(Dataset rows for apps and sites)
□ □ □ □ □

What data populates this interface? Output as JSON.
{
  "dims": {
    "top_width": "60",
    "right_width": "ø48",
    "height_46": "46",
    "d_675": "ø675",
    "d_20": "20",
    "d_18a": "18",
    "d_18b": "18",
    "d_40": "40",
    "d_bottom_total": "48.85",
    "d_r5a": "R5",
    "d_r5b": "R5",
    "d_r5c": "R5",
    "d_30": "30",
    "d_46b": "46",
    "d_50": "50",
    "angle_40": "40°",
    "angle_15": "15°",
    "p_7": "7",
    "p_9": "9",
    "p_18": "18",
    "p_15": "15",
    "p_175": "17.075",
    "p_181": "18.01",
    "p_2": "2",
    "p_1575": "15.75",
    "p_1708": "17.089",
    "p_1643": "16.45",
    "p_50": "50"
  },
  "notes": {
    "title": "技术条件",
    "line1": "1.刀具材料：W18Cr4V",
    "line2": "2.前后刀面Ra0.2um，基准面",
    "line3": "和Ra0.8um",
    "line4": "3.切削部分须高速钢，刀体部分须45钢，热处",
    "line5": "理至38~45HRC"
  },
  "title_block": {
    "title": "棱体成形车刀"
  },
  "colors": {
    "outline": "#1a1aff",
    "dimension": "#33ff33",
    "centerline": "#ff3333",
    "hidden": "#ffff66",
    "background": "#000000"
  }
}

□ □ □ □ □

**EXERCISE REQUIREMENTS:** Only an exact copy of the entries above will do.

**RESULT OF THE EXERCISE:**
What data populates this interface? Output as JSON.
{
  "dims": {
    "top_width": "60",
    "right_width": "ø48",
    "height_46": "46",
    "d_675": "ø675",
    "d_20": "20",
    "d_18a": "18",
    "d_18b": "18",
    "d_40": "40",
    "d_bottom_total": "48.85",
    "d_r5a": "R5",
    "d_r5b": "R5",
    "d_r5c": "R5",
    "d_30": "30",
    "d_46b": "46",
    "d_50": "50",
    "angle_40": "40°",
    "angle_15": "15°",
    "p_7": "7",
    "p_9": "9",
    "p_18": "18",
    "p_15": "15",
    "p_175": "17.075",
    "p_181": "18.01",
    "p_2": "2",
    "p_1575": "15.75",
    "p_1708": "17.089",
    "p_1643": "16.45",
    "p_50": "50"
  },
  "notes": {
    "title": "技术条件",
    "line1": "1.刀具材料：W18Cr4V",
    "line2": "2.前后刀面Ra0.2um，基准面",
    "line3": "和Ra0.8um",
    "line4": "3.切削部分须高速钢，刀体部分须45钢，热处",
    "line5": "理至38~45HRC"
  },
  "title_block": {
    "title": "棱体成形车刀"
  },
  "colors": {
    "outline": "#1a1aff",
    "dimension": "#33ff33",
    "centerline": "#ff3333",
    "hidden": "#ffff66",
    "background": "#000000"
  }
}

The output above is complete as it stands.